→ Instructions to follow
Without skipping anything, print all of the data exactly.

'''

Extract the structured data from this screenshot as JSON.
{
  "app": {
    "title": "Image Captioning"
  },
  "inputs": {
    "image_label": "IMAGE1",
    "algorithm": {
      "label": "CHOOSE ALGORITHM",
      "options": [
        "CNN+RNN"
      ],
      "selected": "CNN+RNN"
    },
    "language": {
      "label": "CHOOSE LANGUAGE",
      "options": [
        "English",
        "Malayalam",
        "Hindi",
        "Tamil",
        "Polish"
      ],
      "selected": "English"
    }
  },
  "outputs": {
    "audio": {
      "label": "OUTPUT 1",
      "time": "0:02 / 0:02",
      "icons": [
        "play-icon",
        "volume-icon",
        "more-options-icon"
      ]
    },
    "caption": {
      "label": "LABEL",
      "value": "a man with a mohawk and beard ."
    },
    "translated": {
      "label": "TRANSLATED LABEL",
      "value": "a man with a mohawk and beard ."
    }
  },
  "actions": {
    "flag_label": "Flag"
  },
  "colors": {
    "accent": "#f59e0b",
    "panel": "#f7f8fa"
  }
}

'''

→ Completed exercise
Extract the structured data from this screenshot as JSON.
{
  "app": {
    "title": "Image Captioning"
  },
  "inputs": {
    "image_label": "IMAGE1",
    "algorithm": {
      "label": "CHOOSE ALGORITHM",
      "options": [
        "CNN+RNN"
      ],
      "selected": "CNN+RNN"
    },
    "language": {
      "label": "CHOOSE LANGUAGE",
      "options": [
        "English",
        "Malayalam",
        "Hindi",
        "Tamil",
        "Polish"
      ],
      "selected": "English"
    }
  },
  "outputs": {
    "audio": {
      "label": "OUTPUT 1",
      "time": "0:02 / 0:02",
      "icons": [
        "play-icon",
        "volume-icon",
        "more-options-icon"
      ]
    },
    "caption": {
      "label": "LABEL",
      "value": "a man with a mohawk and beard ."
    },
    "translated": {
      "label": "TRANSLATED LABEL",
      "value": "a man with a mohawk and beard ."
    }
  },
  "actions": {
    "flag_label": "Flag"
  },
  "colors": {
    "accent": "#f59e0b",
    "panel": "#f7f8fa"
  }
}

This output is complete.